# Work instruction:
Go through the listing below and show each line that has the word "剪辑测试".

═══ Input records ═══

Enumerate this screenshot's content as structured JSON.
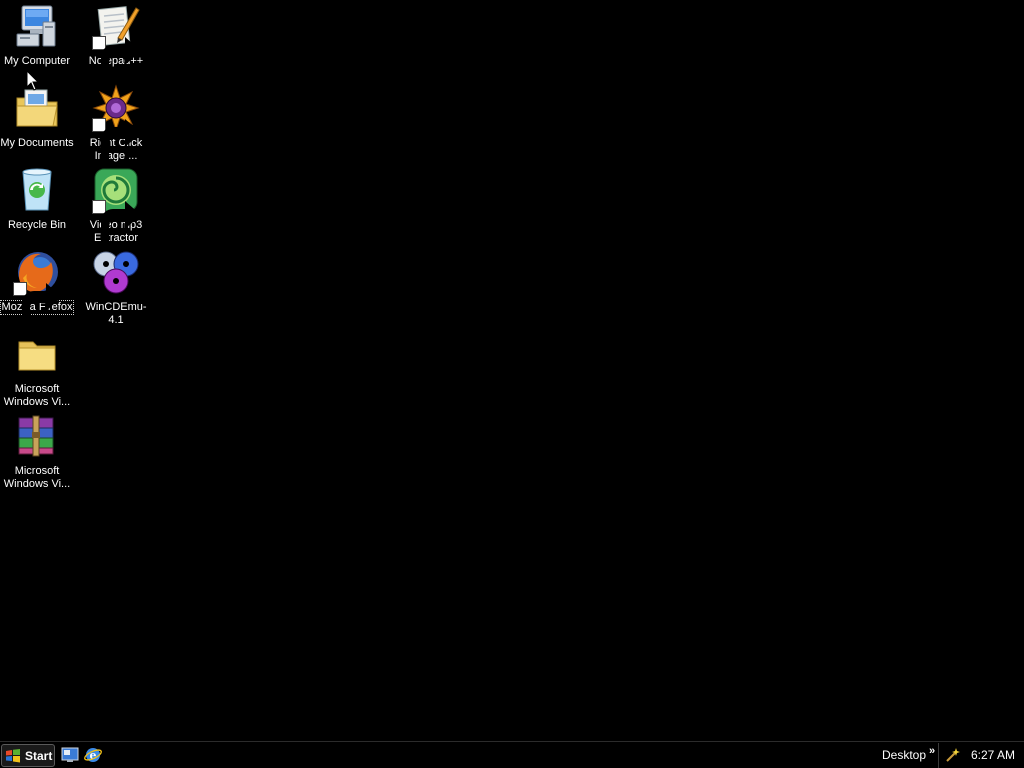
{
  "desktop": {
    "icons": [
      {
        "id": "my-computer",
        "label": "My Computer",
        "shortcut": false,
        "selected": false
      },
      {
        "id": "my-documents",
        "label": "My Documents",
        "shortcut": false,
        "selected": false
      },
      {
        "id": "recycle-bin",
        "label": "Recycle Bin",
        "shortcut": false,
        "selected": false
      },
      {
        "id": "mozilla-firefox",
        "label": "Mozilla Firefox",
        "shortcut": true,
        "selected": true
      },
      {
        "id": "ms-windows-folder",
        "label": "Microsoft Windows Vi...",
        "shortcut": false,
        "selected": false
      },
      {
        "id": "ms-windows-archive",
        "label": "Microsoft Windows Vi...",
        "shortcut": false,
        "selected": false
      },
      {
        "id": "notepad-plus-plus",
        "label": "Notepad++",
        "shortcut": true,
        "selected": false
      },
      {
        "id": "right-click-image",
        "label": "Right Click Image ...",
        "shortcut": true,
        "selected": false
      },
      {
        "id": "video-mp3-extractor",
        "label": "Video mp3 Extractor",
        "shortcut": true,
        "selected": false
      },
      {
        "id": "wincdemu",
        "label": "WinCDEmu-4.1",
        "shortcut": false,
        "selected": false
      }
    ]
  },
  "taskbar": {
    "start_label": "Start",
    "quick_launch": [
      {
        "icon": "show-desktop-icon"
      },
      {
        "icon": "internet-explorer-icon"
      }
    ],
    "toolbar_label": "Desktop",
    "chevron": "»",
    "clock": "6:27 AM"
  },
  "colors": {
    "background": "#000000",
    "text": "#ffffff"
  }
}
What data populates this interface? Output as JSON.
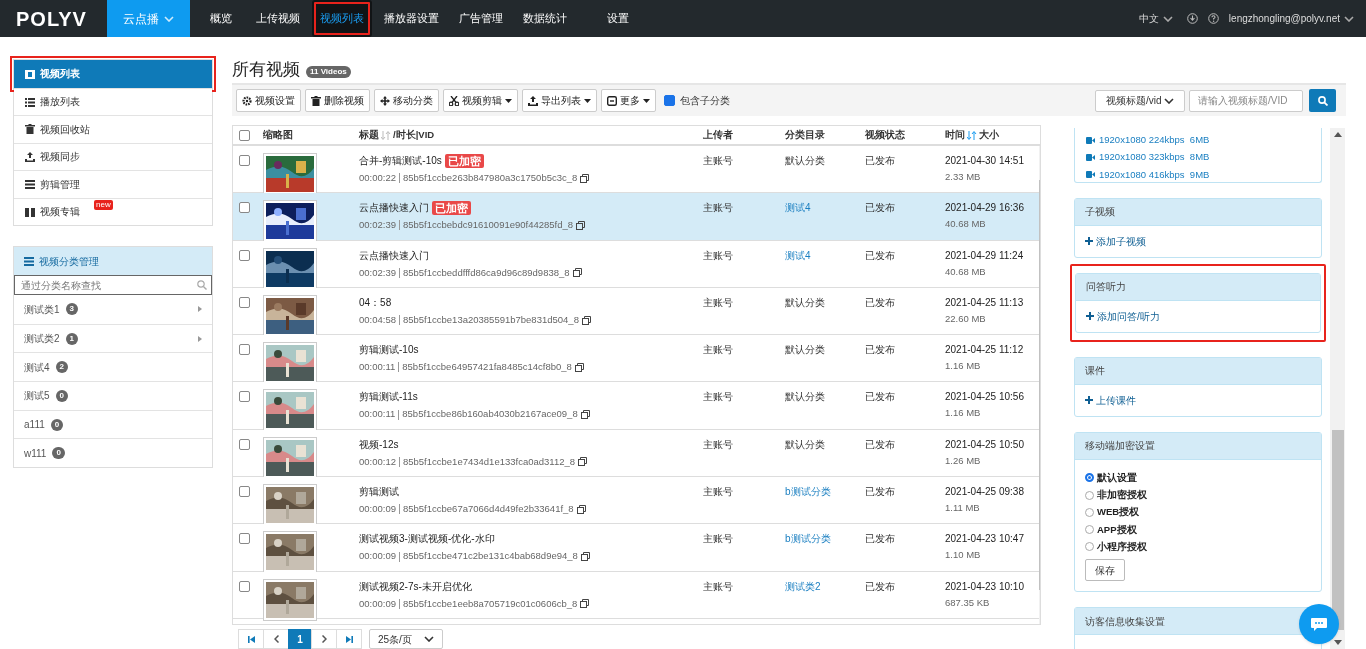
{
  "top_nav": {
    "brand": "POLYV",
    "product": "云点播",
    "items": [
      {
        "label": "概览",
        "selected": false,
        "annotated": false
      },
      {
        "label": "上传视频",
        "selected": false,
        "annotated": false
      },
      {
        "label": "视频列表",
        "selected": true,
        "annotated": true
      },
      {
        "label": "播放器设置",
        "selected": false,
        "annotated": false
      },
      {
        "label": "广告管理",
        "selected": false,
        "annotated": false
      },
      {
        "label": "数据统计",
        "selected": false,
        "annotated": false
      },
      {
        "label": "设置",
        "selected": false,
        "annotated": false
      }
    ],
    "language": "中文",
    "account": "lengzhongling@polyv.net"
  },
  "sidebar": {
    "items": [
      {
        "kind": "film",
        "label": "视频列表",
        "selected": true,
        "annotated": true
      },
      {
        "kind": "list",
        "label": "播放列表",
        "selected": false,
        "annotated": false
      },
      {
        "kind": "trash",
        "label": "视频回收站",
        "selected": false,
        "annotated": false
      },
      {
        "kind": "sync",
        "label": "视频同步",
        "selected": false,
        "annotated": false
      },
      {
        "kind": "edit",
        "label": "剪辑管理",
        "selected": false,
        "annotated": false
      },
      {
        "kind": "album",
        "label": "视频专辑",
        "selected": false,
        "annotated": false,
        "badge": "new"
      }
    ],
    "categories": {
      "title": "视频分类管理",
      "search_placeholder": "通过分类名称查找",
      "items": [
        {
          "name": "测试类1",
          "count": "3",
          "expandable": true
        },
        {
          "name": "测试类2",
          "count": "1",
          "expandable": true
        },
        {
          "name": "测试4",
          "count": "2",
          "expandable": false
        },
        {
          "name": "测试5",
          "count": "0",
          "expandable": false
        },
        {
          "name": "a111",
          "count": "0",
          "expandable": false
        },
        {
          "name": "w111",
          "count": "0",
          "expandable": false
        }
      ]
    }
  },
  "main": {
    "title": "所有视频",
    "count_badge": "11 Videos",
    "toolbar": [
      {
        "kind": "gear",
        "label": "视频设置",
        "dropdown": false
      },
      {
        "kind": "trash",
        "label": "删除视频",
        "dropdown": false
      },
      {
        "kind": "move",
        "label": "移动分类",
        "dropdown": false
      },
      {
        "kind": "scissors",
        "label": "视频剪辑",
        "dropdown": true
      },
      {
        "kind": "export",
        "label": "导出列表",
        "dropdown": true
      },
      {
        "kind": "more",
        "label": "更多",
        "dropdown": true
      }
    ],
    "include_subcategories": {
      "label": "包含子分类",
      "checked": true
    },
    "search": {
      "field": "视频标题/vid",
      "placeholder": "请输入视频标题/VID"
    },
    "table": {
      "select_all_checked": false,
      "columns": [
        "缩略图",
        "标题",
        "/时长|VID",
        "上传者",
        "分类目录",
        "视频状态",
        "时间",
        "大小"
      ],
      "rows": [
        {
          "title": "合并-剪辑测试-10s",
          "badge": "已加密",
          "duration": "00:00:22",
          "vid": "85b5f1ccbe263b847980a3c1750b5c3c_8",
          "uploader": "主账号",
          "category": "默认分类",
          "category_link": false,
          "status": "已发布",
          "time": "2021-04-30 14:51",
          "size": "2.33 MB",
          "selected": false,
          "checked": false
        },
        {
          "title": "云点播快速入门",
          "badge": "已加密",
          "duration": "00:02:39",
          "vid": "85b5f1ccbebdc91610091e90f44285fd_8",
          "uploader": "主账号",
          "category": "测试4",
          "category_link": true,
          "status": "已发布",
          "time": "2021-04-29 16:36",
          "size": "40.68 MB",
          "selected": true,
          "checked": false
        },
        {
          "title": "云点播快速入门",
          "duration": "00:02:39",
          "vid": "85b5f1ccbeddfffd86ca9d96c89d9838_8",
          "uploader": "主账号",
          "category": "测试4",
          "category_link": true,
          "status": "已发布",
          "time": "2021-04-29 11:24",
          "size": "40.68 MB",
          "selected": false,
          "checked": false
        },
        {
          "title": "04：58",
          "duration": "00:04:58",
          "vid": "85b5f1ccbe13a20385591b7be831d504_8",
          "uploader": "主账号",
          "category": "默认分类",
          "category_link": false,
          "status": "已发布",
          "time": "2021-04-25 11:13",
          "size": "22.60 MB",
          "selected": false,
          "checked": false
        },
        {
          "title": "剪辑测试-10s",
          "duration": "00:00:11",
          "vid": "85b5f1ccbe64957421fa8485c14cf8b0_8",
          "uploader": "主账号",
          "category": "默认分类",
          "category_link": false,
          "status": "已发布",
          "time": "2021-04-25 11:12",
          "size": "1.16 MB",
          "selected": false,
          "checked": false
        },
        {
          "title": "剪辑测试-11s",
          "duration": "00:00:11",
          "vid": "85b5f1ccbe86b160ab4030b2167ace09_8",
          "uploader": "主账号",
          "category": "默认分类",
          "category_link": false,
          "status": "已发布",
          "time": "2021-04-25 10:56",
          "size": "1.16 MB",
          "selected": false,
          "checked": false
        },
        {
          "title": "视频-12s",
          "duration": "00:00:12",
          "vid": "85b5f1ccbe1e7434d1e133fca0ad3112_8",
          "uploader": "主账号",
          "category": "默认分类",
          "category_link": false,
          "status": "已发布",
          "time": "2021-04-25 10:50",
          "size": "1.26 MB",
          "selected": false,
          "checked": false
        },
        {
          "title": "剪辑测试",
          "duration": "00:00:09",
          "vid": "85b5f1ccbe67a7066d4d49fe2b33641f_8",
          "uploader": "主账号",
          "category": "b测试分类",
          "category_link": true,
          "status": "已发布",
          "time": "2021-04-25 09:38",
          "size": "1.11 MB",
          "selected": false,
          "checked": false
        },
        {
          "title": "测试视频3-测试视频-优化-水印",
          "duration": "00:00:09",
          "vid": "85b5f1ccbe471c2be131c4bab68d9e94_8",
          "uploader": "主账号",
          "category": "b测试分类",
          "category_link": true,
          "status": "已发布",
          "time": "2021-04-23 10:47",
          "size": "1.10 MB",
          "selected": false,
          "checked": false
        },
        {
          "title": "测试视频2-7s-未开启优化",
          "duration": "00:00:09",
          "vid": "85b5f1ccbe1eeb8a705719c01c0606cb_8",
          "uploader": "主账号",
          "category": "测试类2",
          "category_link": true,
          "status": "已发布",
          "time": "2021-04-23 10:10",
          "size": "687.35 KB",
          "selected": false,
          "checked": false
        }
      ]
    },
    "pagination": {
      "pages": [
        {
          "label": "1",
          "selected": true
        }
      ],
      "page_size": "25条/页"
    }
  },
  "detail_panel": {
    "renditions": [
      "1920x1080 224kbps  6MB",
      "1920x1080 323kbps  8MB",
      "1920x1080 416kbps  9MB"
    ],
    "sections": [
      {
        "kind": "action",
        "title": "子视频",
        "action": "添加子视频",
        "annotated": false
      },
      {
        "kind": "action",
        "title": "问答听力",
        "action": "添加问答/听力",
        "annotated": true
      },
      {
        "kind": "action",
        "title": "课件",
        "action": "上传课件",
        "annotated": false
      },
      {
        "kind": "radios",
        "title": "移动端加密设置",
        "annotated": false,
        "options": [
          {
            "label": "默认设置",
            "selected": true
          },
          {
            "label": "非加密授权",
            "selected": false
          },
          {
            "label": "WEB授权",
            "selected": false
          },
          {
            "label": "APP授权",
            "selected": false
          },
          {
            "label": "小程序授权",
            "selected": false
          }
        ],
        "button": "保存"
      },
      {
        "kind": "header",
        "title": "访客信息收集设置",
        "annotated": false
      }
    ]
  }
}
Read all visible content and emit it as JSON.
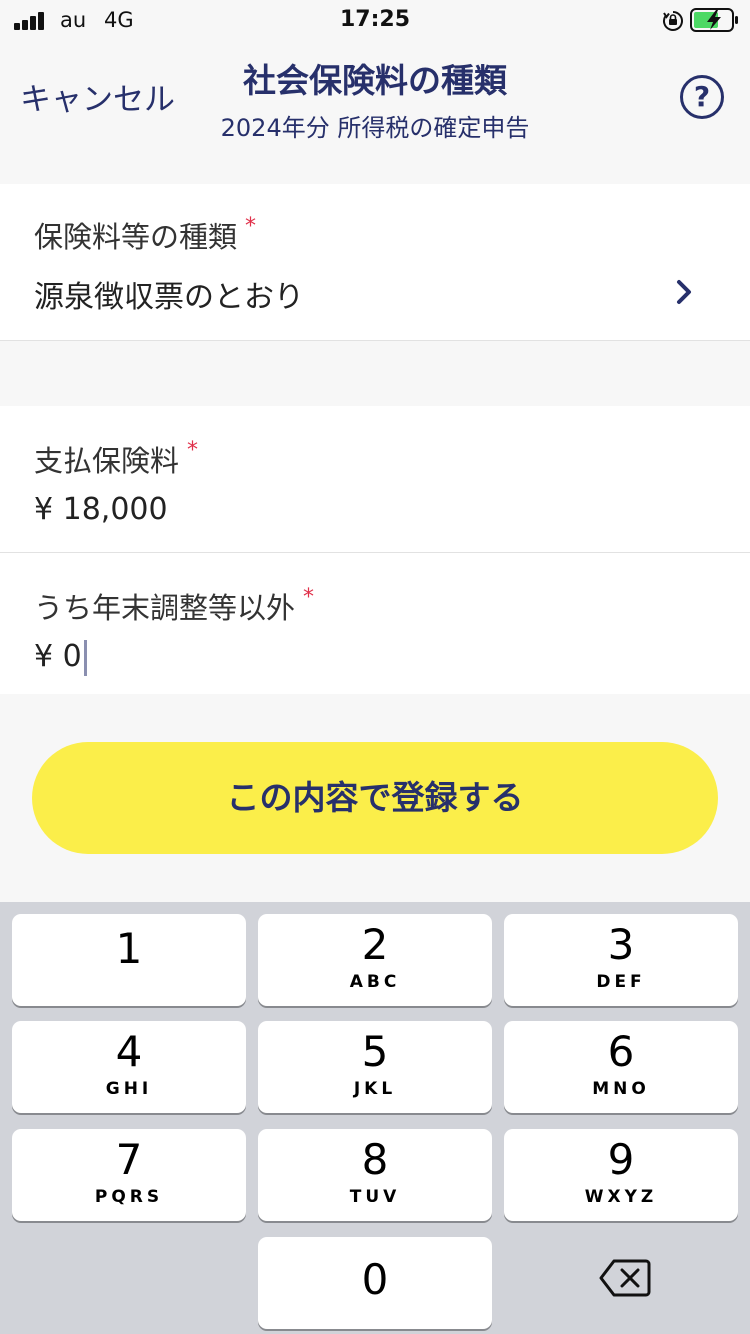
{
  "status_bar": {
    "carrier": "au",
    "network": "4G",
    "time": "17:25",
    "icons": [
      "signal-icon",
      "orientation-lock-icon",
      "battery-charging-icon"
    ]
  },
  "header": {
    "cancel_label": "キャンセル",
    "title": "社会保険料の種類",
    "subtitle": "2024年分 所得税の確定申告",
    "help_label": "?"
  },
  "form": {
    "type_field": {
      "label": "保険料等の種類",
      "required_mark": "*",
      "value": "源泉徴収票のとおり"
    },
    "paid_field": {
      "label": "支払保険料",
      "required_mark": "*",
      "value": "¥ 18,000"
    },
    "other_field": {
      "label": "うち年末調整等以外",
      "required_mark": "*",
      "value": "¥ 0"
    }
  },
  "submit_label": "この内容で登録する",
  "keypad": {
    "keys": [
      {
        "num": "1",
        "letters": ""
      },
      {
        "num": "2",
        "letters": "ABC"
      },
      {
        "num": "3",
        "letters": "DEF"
      },
      {
        "num": "4",
        "letters": "GHI"
      },
      {
        "num": "5",
        "letters": "JKL"
      },
      {
        "num": "6",
        "letters": "MNO"
      },
      {
        "num": "7",
        "letters": "PQRS"
      },
      {
        "num": "8",
        "letters": "TUV"
      },
      {
        "num": "9",
        "letters": "WXYZ"
      },
      {
        "num": "0",
        "letters": ""
      }
    ]
  },
  "colors": {
    "brand_navy": "#27306b",
    "cta_yellow": "#fbee4a",
    "required_red": "#e0304a",
    "keypad_bg": "#d1d3d9"
  }
}
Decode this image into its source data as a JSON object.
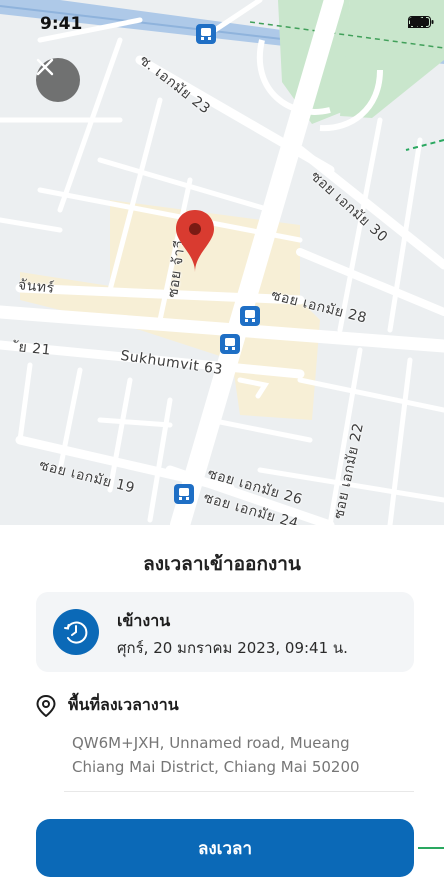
{
  "status_bar": {
    "time": "9:41"
  },
  "map": {
    "labels": {
      "soi_ekkamai_23": "ซ. เอกมัย 23",
      "soi_ekkamai_30": "ซอย เอกมัย 30",
      "jan": "จันทร์",
      "soi_vertical": "ซอย จ้าวี",
      "soi_ekkamai_28": "ซอย เอกมัย 28",
      "soi_21": "ัย 21",
      "sukhumvit_63": "Sukhumvit 63",
      "soi_ekkamai_19": "ซอย เอกมัย 19",
      "soi_ekkamai_26": "ซอย เอกมัย 26",
      "soi_ekkamai_24": "ซอย เอกมัย 24",
      "soi_ekkamai_22": "ซอย เอกมัย 22"
    },
    "icons": {
      "pin": "map-pin-icon",
      "bus": "bus-stop-icon",
      "close": "close-icon"
    }
  },
  "sheet": {
    "title": "ลงเวลาเข้าออกงาน",
    "checkin_card": {
      "icon": "clock-icon",
      "label": "เข้างาน",
      "datetime": "ศุกร์, 20 มกราคม 2023, 09:41 น."
    },
    "location": {
      "icon": "location-pin-icon",
      "heading": "พื้นที่ลงเวลางาน",
      "address": "QW6M+JXH, Unnamed road, Mueang Chiang Mai District, Chiang Mai 50200"
    },
    "submit_label": "ลงเวลา"
  },
  "colors": {
    "primary": "#0b69b7",
    "map_bg": "#eceff1",
    "pin": "#d93b30",
    "card_bg": "#f3f5f7"
  }
}
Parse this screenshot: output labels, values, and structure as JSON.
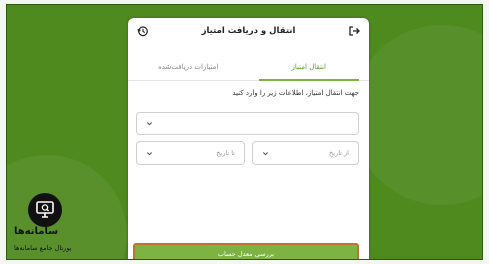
{
  "card": {
    "title": "انتقال و دریافت امتیاز",
    "tabs": [
      {
        "label": "انتقال امتیاز",
        "active": true
      },
      {
        "label": "امتیازات دریافت‌شده",
        "active": false
      }
    ],
    "instruction": "جهت انتقال امتیاز، اطلاعات زیر را وارد کنید",
    "main_select": {
      "value": ""
    },
    "from_date": {
      "placeholder": "از تاریخ"
    },
    "to_date": {
      "placeholder": "تا تاریخ"
    },
    "submit_label": "بررسی معدل حساب"
  },
  "logo": {
    "name": "سامانه‌ها",
    "tagline": "پورتال جامع سامانه‌ها"
  },
  "colors": {
    "background": "#4f8a1f",
    "accent": "#7cb342",
    "button_border": "#c0722b"
  },
  "icons": [
    "exit-icon",
    "history-icon",
    "chevron-down-icon",
    "monitor-search-icon"
  ]
}
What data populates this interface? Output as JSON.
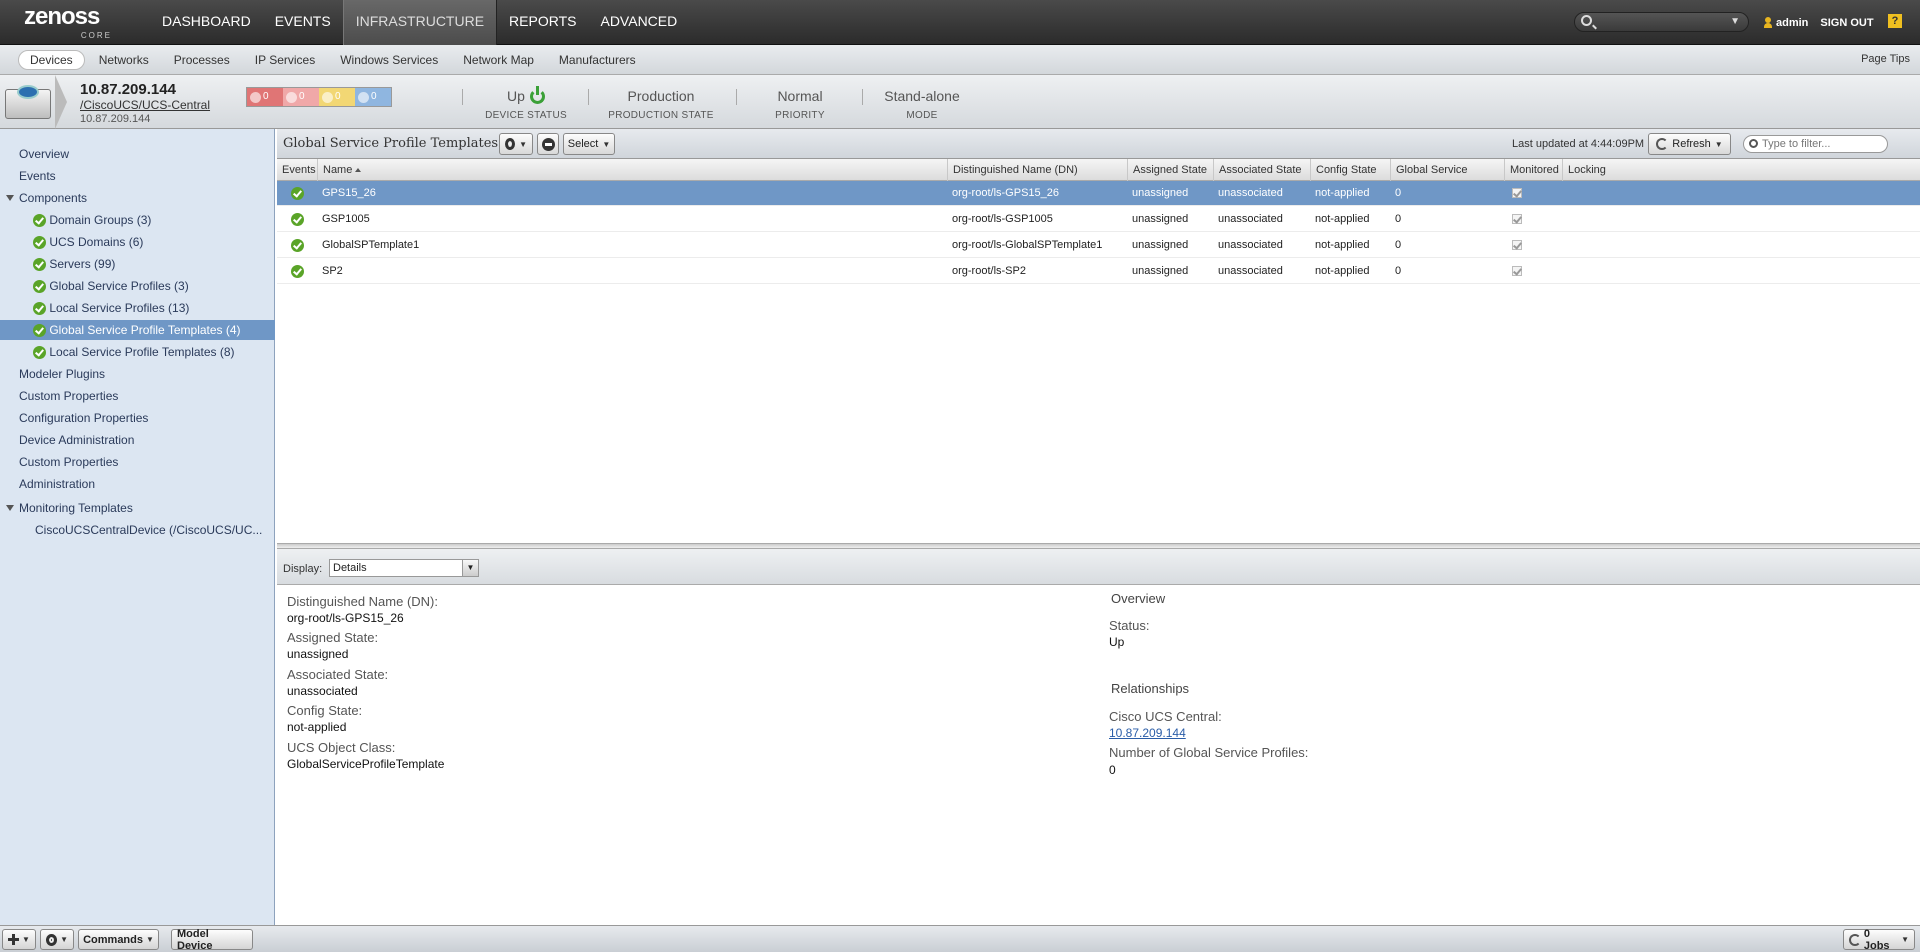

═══

# Exercise answer:
          "title": "合并-剪辑测试-10s",
          "title": "剪辑测试-10s",
          "title": "剪辑测试-11s",
          "title": "剪辑测试",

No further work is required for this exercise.